Hastings Science and Technology Law Journal


Robin Feldman


Human behavior stems from a fascinating tangle of conscious and subconscious impulses. Issues resulting from this combination can become relevant in a wide variety of legal contexts, including choosing where to place a burden or whom to hold liable. These nuances are particularly important in intellectual property, as much of it stems from the human mind as it interacts with the natural world as well as previous creations. This piece will consider how Intellectual Property law handles subconscious impulses on the part of participants in the system.

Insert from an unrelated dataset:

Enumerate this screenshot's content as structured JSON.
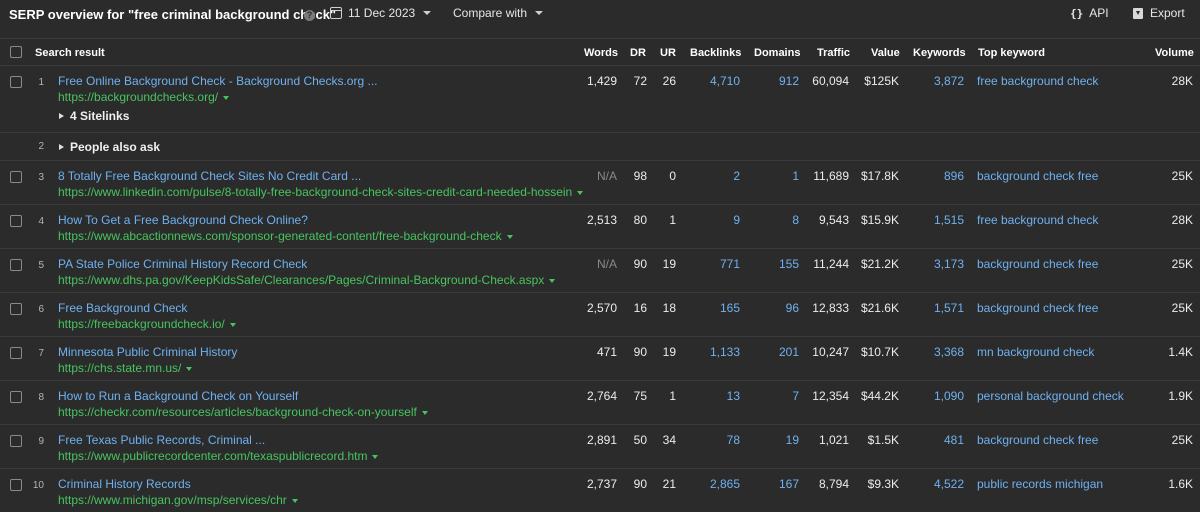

Looking at examples from Copyright, Trade Secret, and Patent law, this Article argues that although such impulses may be treated differently in different areas of Intellectual Property law, the variations can be understood in the context of the moral stance adopted in the doctrinal area. Where the connection between the moral stance of the doctrine and the approach taken by the doctrine is muddled, it may signal a doctrine in disarray and suggest the need for reformulation. Connecting this thread throughout the various areas of Intellectual Property law may lead to more equitable and effective doctrinal choices. At the very least, it has the virtue of packaging the doctrinal choices in more palatable form for those who inhabit the world of intellectual property rights.